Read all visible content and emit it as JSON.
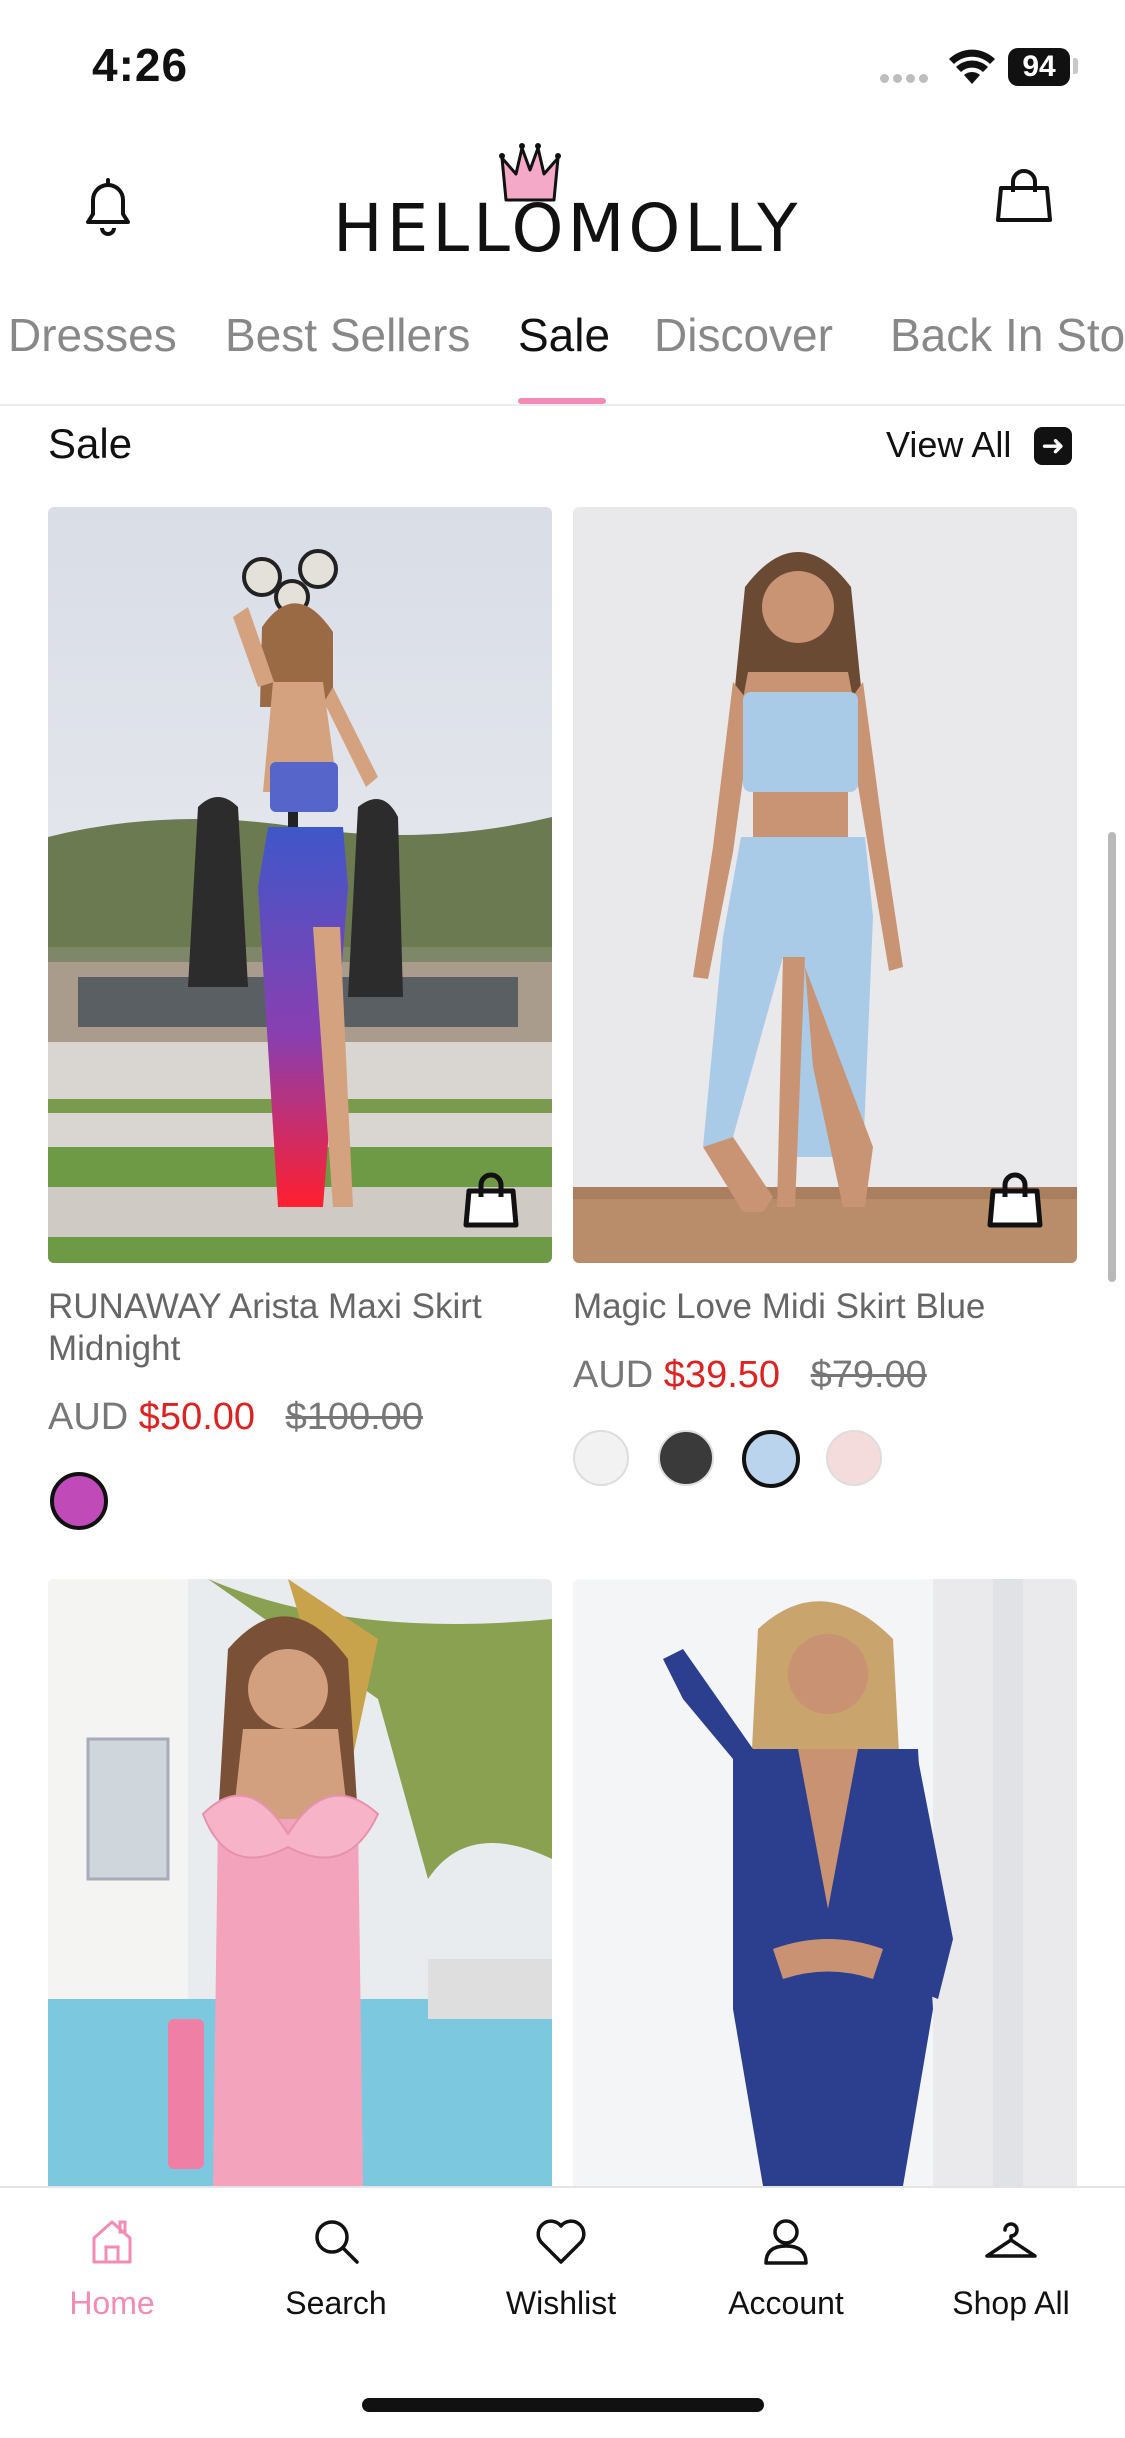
{
  "status_bar": {
    "time": "4:26",
    "battery": "94"
  },
  "header": {
    "brand": "HELLOMOLLY"
  },
  "category_tabs": [
    {
      "label": "Dresses"
    },
    {
      "label": "Best Sellers"
    },
    {
      "label": "Sale"
    },
    {
      "label": "Discover"
    },
    {
      "label": "Back In Stock"
    }
  ],
  "active_tab": "Sale",
  "section": {
    "title": "Sale",
    "view_all": "View All"
  },
  "products": [
    {
      "name": "RUNAWAY Arista Maxi Skirt Midnight",
      "currency": "AUD",
      "sale_price": "$50.00",
      "original_price": "$100.00",
      "swatches": [
        "#c04ab8"
      ]
    },
    {
      "name": "Magic Love Midi Skirt Blue",
      "currency": "AUD",
      "sale_price": "$39.50",
      "original_price": "$79.00",
      "swatches": [
        "#f2f2f2",
        "#3a3a3a",
        "#b9d4ec",
        "#f4dcdc"
      ]
    }
  ],
  "bottom_nav": [
    {
      "label": "Home",
      "icon": "home-icon"
    },
    {
      "label": "Search",
      "icon": "search-icon"
    },
    {
      "label": "Wishlist",
      "icon": "heart-icon"
    },
    {
      "label": "Account",
      "icon": "account-icon"
    },
    {
      "label": "Shop All",
      "icon": "hanger-icon"
    }
  ],
  "colors": {
    "accent_pink": "#f28bb6",
    "sale_red": "#dd2222"
  }
}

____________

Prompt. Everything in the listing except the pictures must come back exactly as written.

Completed exercise.
Read all visible content and emit it as JSON.
{
  "status_bar": {
    "time": "4:26",
    "battery": "94"
  },
  "header": {
    "brand": "HELLOMOLLY"
  },
  "category_tabs": [
    {
      "label": "Dresses"
    },
    {
      "label": "Best Sellers"
    },
    {
      "label": "Sale"
    },
    {
      "label": "Discover"
    },
    {
      "label": "Back In Stock"
    }
  ],
  "active_tab": "Sale",
  "section": {
    "title": "Sale",
    "view_all": "View All"
  },
  "products": [
    {
      "name": "RUNAWAY Arista Maxi Skirt Midnight",
      "currency": "AUD",
      "sale_price": "$50.00",
      "original_price": "$100.00",
      "swatches": [
        "#c04ab8"
      ]
    },
    {
      "name": "Magic Love Midi Skirt Blue",
      "currency": "AUD",
      "sale_price": "$39.50",
      "original_price": "$79.00",
      "swatches": [
        "#f2f2f2",
        "#3a3a3a",
        "#b9d4ec",
        "#f4dcdc"
      ]
    }
  ],
  "bottom_nav": [
    {
      "label": "Home",
      "icon": "home-icon"
    },
    {
      "label": "Search",
      "icon": "search-icon"
    },
    {
      "label": "Wishlist",
      "icon": "heart-icon"
    },
    {
      "label": "Account",
      "icon": "account-icon"
    },
    {
      "label": "Shop All",
      "icon": "hanger-icon"
    }
  ],
  "colors": {
    "accent_pink": "#f28bb6",
    "sale_red": "#dd2222"
  }
}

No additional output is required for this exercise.